*Task details:* Write the records out once more, exactly as they are given.
___ Exercise inputs ___
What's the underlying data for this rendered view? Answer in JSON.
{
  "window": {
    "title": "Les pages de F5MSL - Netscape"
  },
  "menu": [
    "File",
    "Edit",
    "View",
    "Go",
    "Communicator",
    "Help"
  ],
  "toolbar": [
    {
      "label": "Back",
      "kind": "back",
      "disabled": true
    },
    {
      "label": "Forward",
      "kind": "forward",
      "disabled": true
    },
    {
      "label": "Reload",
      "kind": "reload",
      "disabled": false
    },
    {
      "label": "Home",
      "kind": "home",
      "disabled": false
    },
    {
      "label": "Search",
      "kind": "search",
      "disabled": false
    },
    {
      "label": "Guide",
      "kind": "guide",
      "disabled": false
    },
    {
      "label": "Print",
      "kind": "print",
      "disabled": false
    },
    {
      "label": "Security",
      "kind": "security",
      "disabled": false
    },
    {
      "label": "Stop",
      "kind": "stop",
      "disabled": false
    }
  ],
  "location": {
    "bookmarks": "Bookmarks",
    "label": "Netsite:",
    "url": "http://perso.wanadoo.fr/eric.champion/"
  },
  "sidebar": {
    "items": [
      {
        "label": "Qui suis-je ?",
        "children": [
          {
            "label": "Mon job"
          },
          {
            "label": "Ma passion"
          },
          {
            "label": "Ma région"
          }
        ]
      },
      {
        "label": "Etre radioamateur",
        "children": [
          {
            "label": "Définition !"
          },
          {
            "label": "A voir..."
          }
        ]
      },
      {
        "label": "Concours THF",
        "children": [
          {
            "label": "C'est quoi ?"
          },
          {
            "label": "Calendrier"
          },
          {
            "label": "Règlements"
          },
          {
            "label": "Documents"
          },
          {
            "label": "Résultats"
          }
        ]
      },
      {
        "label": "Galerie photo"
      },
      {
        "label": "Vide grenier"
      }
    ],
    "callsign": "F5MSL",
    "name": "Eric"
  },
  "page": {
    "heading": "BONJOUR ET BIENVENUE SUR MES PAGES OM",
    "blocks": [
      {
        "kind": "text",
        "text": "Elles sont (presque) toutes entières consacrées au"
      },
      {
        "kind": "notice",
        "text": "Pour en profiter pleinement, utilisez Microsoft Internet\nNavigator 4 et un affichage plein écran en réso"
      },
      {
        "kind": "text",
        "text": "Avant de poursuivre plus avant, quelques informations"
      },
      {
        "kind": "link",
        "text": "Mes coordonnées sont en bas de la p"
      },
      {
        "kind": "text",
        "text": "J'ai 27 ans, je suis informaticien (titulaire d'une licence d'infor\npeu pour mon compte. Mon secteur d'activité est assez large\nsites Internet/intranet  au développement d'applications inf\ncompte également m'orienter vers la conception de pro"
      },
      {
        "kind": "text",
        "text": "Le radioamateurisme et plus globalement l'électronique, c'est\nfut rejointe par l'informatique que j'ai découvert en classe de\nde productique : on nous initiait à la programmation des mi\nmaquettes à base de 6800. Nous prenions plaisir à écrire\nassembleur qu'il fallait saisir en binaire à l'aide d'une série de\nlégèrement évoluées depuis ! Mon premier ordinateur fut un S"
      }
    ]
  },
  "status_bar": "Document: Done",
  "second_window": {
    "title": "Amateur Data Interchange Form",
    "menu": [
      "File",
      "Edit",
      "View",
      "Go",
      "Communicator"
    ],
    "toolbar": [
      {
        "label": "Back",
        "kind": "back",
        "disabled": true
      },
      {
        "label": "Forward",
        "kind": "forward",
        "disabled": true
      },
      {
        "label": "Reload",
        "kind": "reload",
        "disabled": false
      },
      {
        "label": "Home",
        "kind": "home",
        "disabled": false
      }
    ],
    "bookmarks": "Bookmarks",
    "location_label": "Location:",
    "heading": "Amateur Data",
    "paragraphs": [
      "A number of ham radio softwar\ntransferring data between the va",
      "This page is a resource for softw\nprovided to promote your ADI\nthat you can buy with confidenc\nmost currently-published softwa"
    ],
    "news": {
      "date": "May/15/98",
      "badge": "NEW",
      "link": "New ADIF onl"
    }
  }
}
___
*Exercise result:*
What's the underlying data for this rendered view? Answer in JSON.
{
  "window": {
    "title": "Les pages de F5MSL - Netscape"
  },
  "menu": [
    "File",
    "Edit",
    "View",
    "Go",
    "Communicator",
    "Help"
  ],
  "toolbar": [
    {
      "label": "Back",
      "kind": "back",
      "disabled": true
    },
    {
      "label": "Forward",
      "kind": "forward",
      "disabled": true
    },
    {
      "label": "Reload",
      "kind": "reload",
      "disabled": false
    },
    {
      "label": "Home",
      "kind": "home",
      "disabled": false
    },
    {
      "label": "Search",
      "kind": "search",
      "disabled": false
    },
    {
      "label": "Guide",
      "kind": "guide",
      "disabled": false
    },
    {
      "label": "Print",
      "kind": "print",
      "disabled": false
    },
    {
      "label": "Security",
      "kind": "security",
      "disabled": false
    },
    {
      "label": "Stop",
      "kind": "stop",
      "disabled": false
    }
  ],
  "location": {
    "bookmarks": "Bookmarks",
    "label": "Netsite:",
    "url": "http://perso.wanadoo.fr/eric.champion/"
  },
  "sidebar": {
    "items": [
      {
        "label": "Qui suis-je ?",
        "children": [
          {
            "label": "Mon job"
          },
          {
            "label": "Ma passion"
          },
          {
            "label": "Ma région"
          }
        ]
      },
      {
        "label": "Etre radioamateur",
        "children": [
          {
            "label": "Définition !"
          },
          {
            "label": "A voir..."
          }
        ]
      },
      {
        "label": "Concours THF",
        "children": [
          {
            "label": "C'est quoi ?"
          },
          {
            "label": "Calendrier"
          },
          {
            "label": "Règlements"
          },
          {
            "label": "Documents"
          },
          {
            "label": "Résultats"
          }
        ]
      },
      {
        "label": "Galerie photo"
      },
      {
        "label": "Vide grenier"
      }
    ],
    "callsign": "F5MSL",
    "name": "Eric"
  },
  "page": {
    "heading": "BONJOUR ET BIENVENUE SUR MES PAGES OM",
    "blocks": [
      {
        "kind": "text",
        "text": "Elles sont (presque) toutes entières consacrées au"
      },
      {
        "kind": "notice",
        "text": "Pour en profiter pleinement, utilisez Microsoft Internet\nNavigator 4 et un affichage plein écran en réso"
      },
      {
        "kind": "text",
        "text": "Avant de poursuivre plus avant, quelques informations"
      },
      {
        "kind": "link",
        "text": "Mes coordonnées sont en bas de la p"
      },
      {
        "kind": "text",
        "text": "J'ai 27 ans, je suis informaticien (titulaire d'une licence d'infor\npeu pour mon compte. Mon secteur d'activité est assez large\nsites Internet/intranet  au développement d'applications inf\ncompte également m'orienter vers la conception de pro"
      },
      {
        "kind": "text",
        "text": "Le radioamateurisme et plus globalement l'électronique, c'est\nfut rejointe par l'informatique que j'ai découvert en classe de\nde productique : on nous initiait à la programmation des mi\nmaquettes à base de 6800. Nous prenions plaisir à écrire\nassembleur qu'il fallait saisir en binaire à l'aide d'une série de\nlégèrement évoluées depuis ! Mon premier ordinateur fut un S"
      }
    ]
  },
  "status_bar": "Document: Done",
  "second_window": {
    "title": "Amateur Data Interchange Form",
    "menu": [
      "File",
      "Edit",
      "View",
      "Go",
      "Communicator"
    ],
    "toolbar": [
      {
        "label": "Back",
        "kind": "back",
        "disabled": true
      },
      {
        "label": "Forward",
        "kind": "forward",
        "disabled": true
      },
      {
        "label": "Reload",
        "kind": "reload",
        "disabled": false
      },
      {
        "label": "Home",
        "kind": "home",
        "disabled": false
      }
    ],
    "bookmarks": "Bookmarks",
    "location_label": "Location:",
    "heading": "Amateur Data",
    "paragraphs": [
      "A number of ham radio softwar\ntransferring data between the va",
      "This page is a resource for softw\nprovided to promote your ADI\nthat you can buy with confidenc\nmost currently-published softwa"
    ],
    "news": {
      "date": "May/15/98",
      "badge": "NEW",
      "link": "New ADIF onl"
    }
  }
}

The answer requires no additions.